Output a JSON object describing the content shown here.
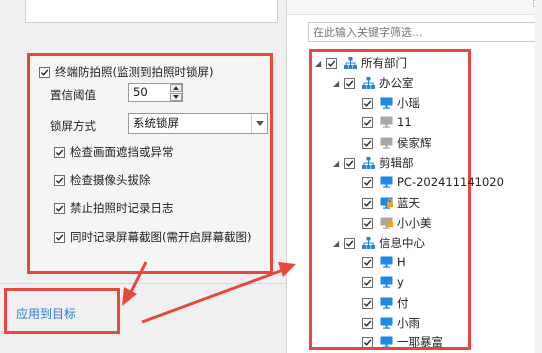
{
  "settings": {
    "main_option": {
      "label": "终端防拍照(监测到拍照时锁屏)",
      "checked": true
    },
    "threshold": {
      "label": "置信阈值",
      "value": "50"
    },
    "lock_mode": {
      "label": "锁屏方式",
      "value": "系统锁屏"
    },
    "options": [
      {
        "label": "检查画面遮挡或异常",
        "checked": true
      },
      {
        "label": "检查摄像头拔除",
        "checked": true
      },
      {
        "label": "禁止拍照时记录日志",
        "checked": true
      },
      {
        "label": "同时记录屏幕截图(需开启屏幕截图)",
        "checked": true
      }
    ]
  },
  "apply": {
    "label": "应用到目标"
  },
  "search": {
    "placeholder": "在此输入关键字筛选..."
  },
  "tree": {
    "root": {
      "label": "所有部门"
    },
    "groups": [
      {
        "label": "办公室",
        "children": [
          {
            "label": "小瑶",
            "status": "online"
          },
          {
            "label": "11",
            "status": "offline"
          },
          {
            "label": "侯家辉",
            "status": "offline"
          }
        ]
      },
      {
        "label": "剪辑部",
        "children": [
          {
            "label": "PC-202411141020",
            "status": "online"
          },
          {
            "label": "蓝天",
            "status": "locked"
          },
          {
            "label": "小小美",
            "status": "locked-offline"
          }
        ]
      },
      {
        "label": "信息中心",
        "children": [
          {
            "label": "H",
            "status": "online"
          },
          {
            "label": "y",
            "status": "online"
          },
          {
            "label": "付",
            "status": "online"
          },
          {
            "label": "小雨",
            "status": "online"
          },
          {
            "label": "一耶暴富",
            "status": "online"
          }
        ]
      }
    ]
  },
  "colors": {
    "highlight_border": "#e8473b",
    "link": "#2e7bd6",
    "computer_online": "#1e88e5",
    "computer_offline": "#a8a8a8",
    "lock_badge": "#f0a020",
    "department_icon": "#2f7fd8"
  }
}
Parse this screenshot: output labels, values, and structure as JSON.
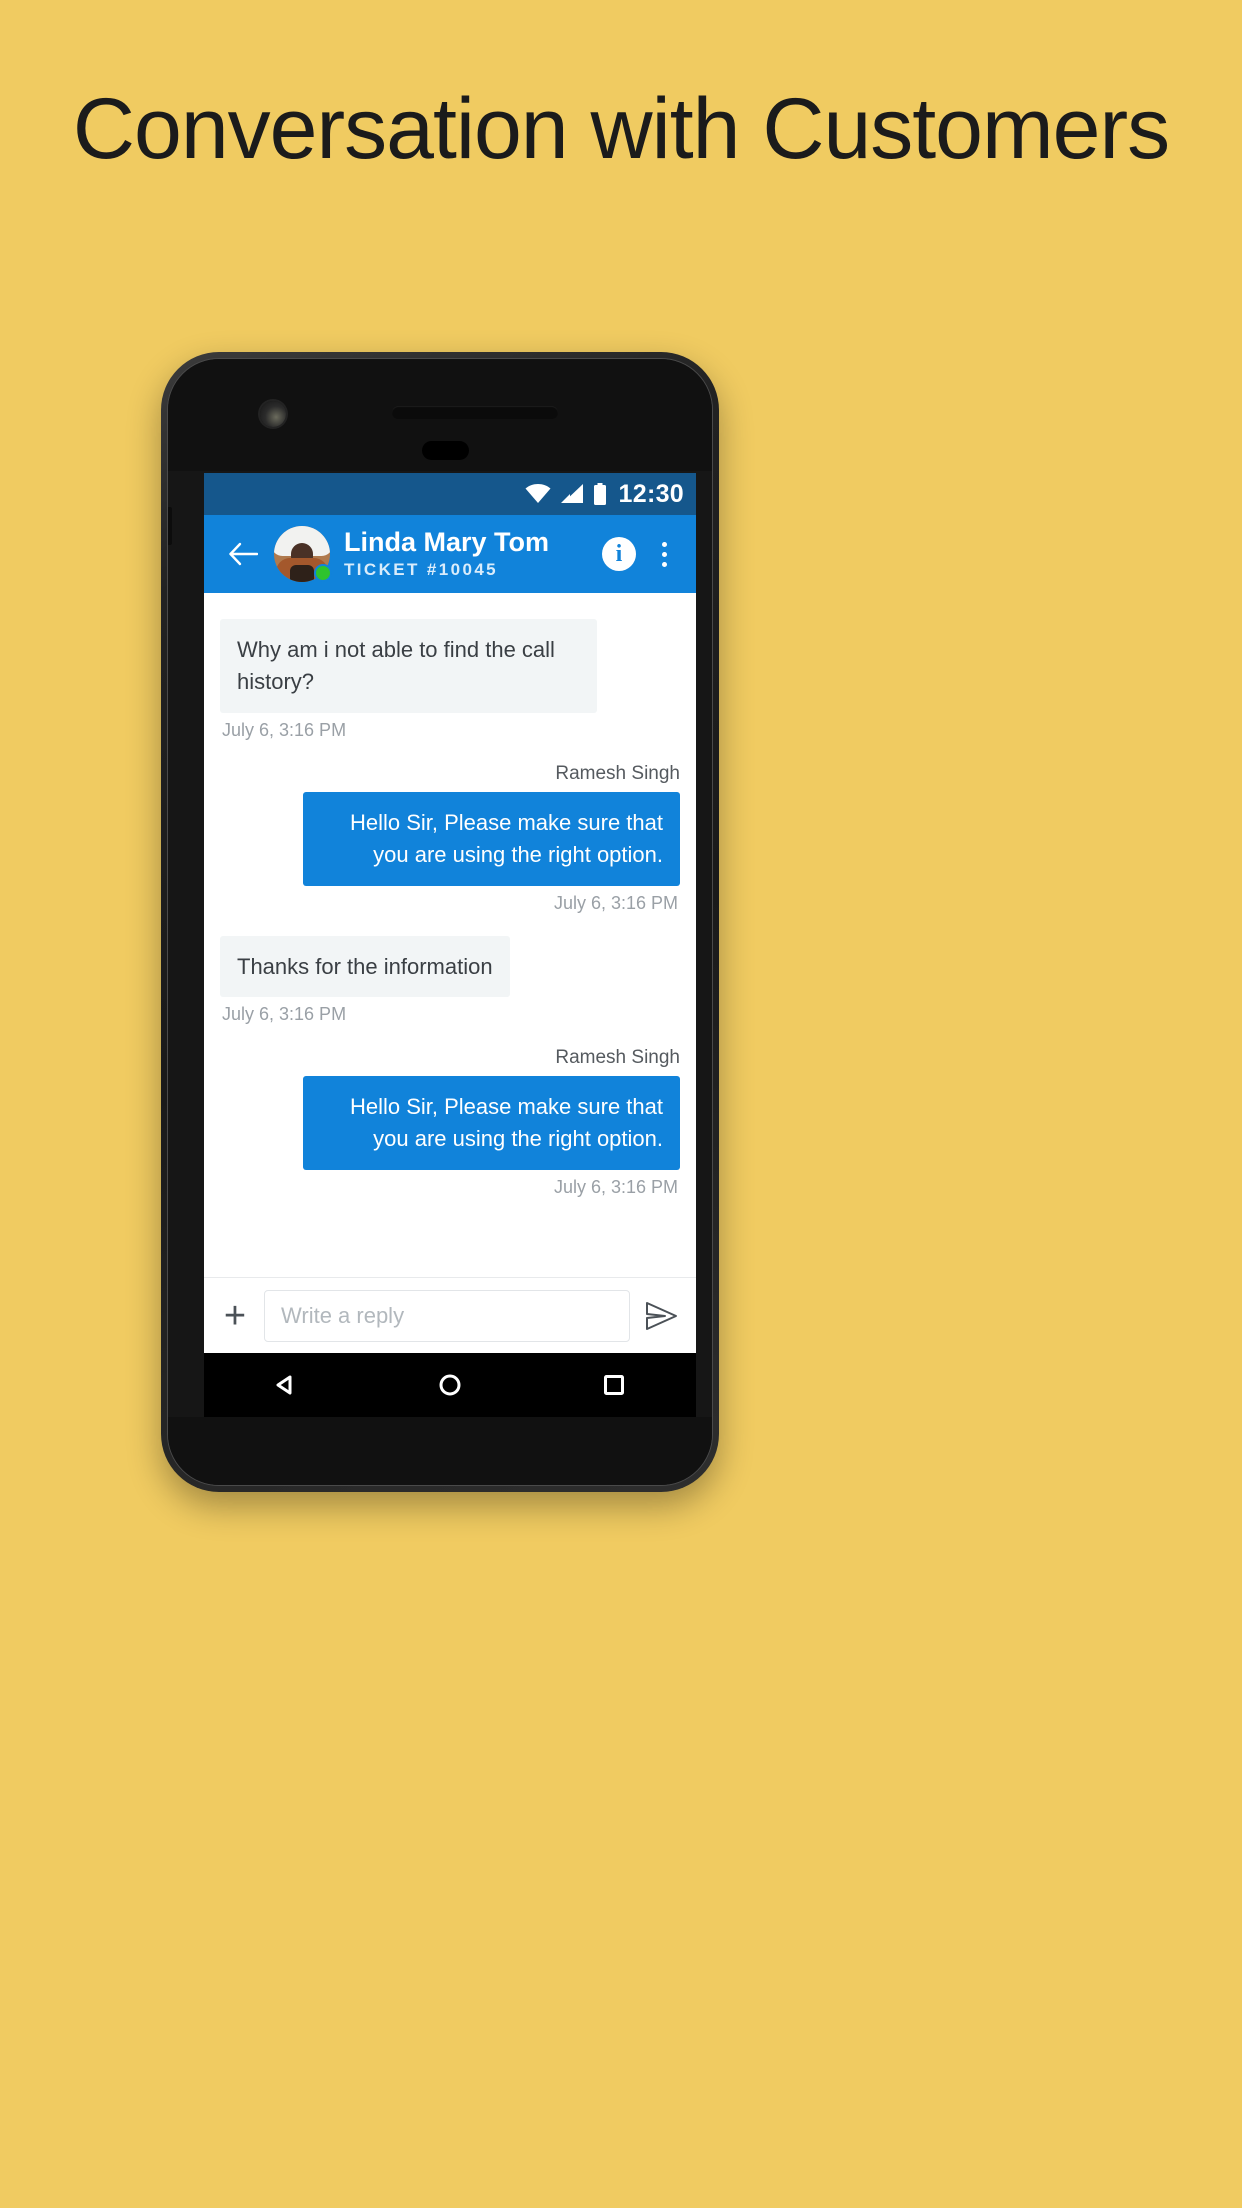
{
  "headline": "Conversation with Customers",
  "background_color": "#f0cb61",
  "accent_color": "#1183da",
  "statusbar": {
    "time": "12:30",
    "icons": [
      "wifi-icon",
      "signal-icon",
      "battery-icon"
    ]
  },
  "appbar": {
    "back_icon": "back-arrow-icon",
    "contact_name": "Linda Mary Tom",
    "ticket_id": "TICKET #10045",
    "info_label": "i",
    "presence": "online",
    "menu_icon": "overflow-menu-icon"
  },
  "messages": [
    {
      "direction": "in",
      "sender": "",
      "text": "Why am i not able to find the call history?",
      "timestamp": "July 6, 3:16 PM"
    },
    {
      "direction": "out",
      "sender": "Ramesh Singh",
      "text": "Hello Sir, Please make sure that you are using the right option.",
      "timestamp": "July 6, 3:16 PM"
    },
    {
      "direction": "in",
      "sender": "",
      "text": "Thanks for the information",
      "timestamp": "July 6, 3:16 PM"
    },
    {
      "direction": "out",
      "sender": "Ramesh Singh",
      "text": "Hello Sir, Please make sure that you are using the right option.",
      "timestamp": "July 6, 3:16 PM"
    }
  ],
  "composer": {
    "attach_icon": "plus-icon",
    "placeholder": "Write a reply",
    "value": "",
    "send_icon": "send-icon"
  },
  "navbar": {
    "back": "triangle-back-icon",
    "home": "circle-home-icon",
    "recents": "square-recents-icon"
  }
}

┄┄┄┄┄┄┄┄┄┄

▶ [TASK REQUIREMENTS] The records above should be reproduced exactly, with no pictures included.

▶ [YOUR SOLUTION]
Output a JSON object describing the content shown here.
{
  "settings": {
    "main_option": {
      "label": "终端防拍照(监测到拍照时锁屏)",
      "checked": true
    },
    "threshold": {
      "label": "置信阈值",
      "value": "50"
    },
    "lock_mode": {
      "label": "锁屏方式",
      "value": "系统锁屏"
    },
    "options": [
      {
        "label": "检查画面遮挡或异常",
        "checked": true
      },
      {
        "label": "检查摄像头拔除",
        "checked": true
      },
      {
        "label": "禁止拍照时记录日志",
        "checked": true
      },
      {
        "label": "同时记录屏幕截图(需开启屏幕截图)",
        "checked": true
      }
    ]
  },
  "apply": {
    "label": "应用到目标"
  },
  "search": {
    "placeholder": "在此输入关键字筛选..."
  },
  "tree": {
    "root": {
      "label": "所有部门"
    },
    "groups": [
      {
        "label": "办公室",
        "children": [
          {
            "label": "小瑶",
            "status": "online"
          },
          {
            "label": "11",
            "status": "offline"
          },
          {
            "label": "侯家辉",
            "status": "offline"
          }
        ]
      },
      {
        "label": "剪辑部",
        "children": [
          {
            "label": "PC-202411141020",
            "status": "online"
          },
          {
            "label": "蓝天",
            "status": "locked"
          },
          {
            "label": "小小美",
            "status": "locked-offline"
          }
        ]
      },
      {
        "label": "信息中心",
        "children": [
          {
            "label": "H",
            "status": "online"
          },
          {
            "label": "y",
            "status": "online"
          },
          {
            "label": "付",
            "status": "online"
          },
          {
            "label": "小雨",
            "status": "online"
          },
          {
            "label": "一耶暴富",
            "status": "online"
          }
        ]
      }
    ]
  },
  "colors": {
    "highlight_border": "#e8473b",
    "link": "#2e7bd6",
    "computer_online": "#1e88e5",
    "computer_offline": "#a8a8a8",
    "lock_badge": "#f0a020",
    "department_icon": "#2f7fd8"
  }
}
Parse this screenshot: output labels, values, and structure as JSON.
{
  "headline": "Conversation with Customers",
  "background_color": "#f0cb61",
  "accent_color": "#1183da",
  "statusbar": {
    "time": "12:30",
    "icons": [
      "wifi-icon",
      "signal-icon",
      "battery-icon"
    ]
  },
  "appbar": {
    "back_icon": "back-arrow-icon",
    "contact_name": "Linda Mary Tom",
    "ticket_id": "TICKET #10045",
    "info_label": "i",
    "presence": "online",
    "menu_icon": "overflow-menu-icon"
  },
  "messages": [
    {
      "direction": "in",
      "sender": "",
      "text": "Why am i not able to find the call history?",
      "timestamp": "July 6, 3:16 PM"
    },
    {
      "direction": "out",
      "sender": "Ramesh Singh",
      "text": "Hello Sir, Please make sure that you are using the right option.",
      "timestamp": "July 6, 3:16 PM"
    },
    {
      "direction": "in",
      "sender": "",
      "text": "Thanks for the information",
      "timestamp": "July 6, 3:16 PM"
    },
    {
      "direction": "out",
      "sender": "Ramesh Singh",
      "text": "Hello Sir, Please make sure that you are using the right option.",
      "timestamp": "July 6, 3:16 PM"
    }
  ],
  "composer": {
    "attach_icon": "plus-icon",
    "placeholder": "Write a reply",
    "value": "",
    "send_icon": "send-icon"
  },
  "navbar": {
    "back": "triangle-back-icon",
    "home": "circle-home-icon",
    "recents": "square-recents-icon"
  }
}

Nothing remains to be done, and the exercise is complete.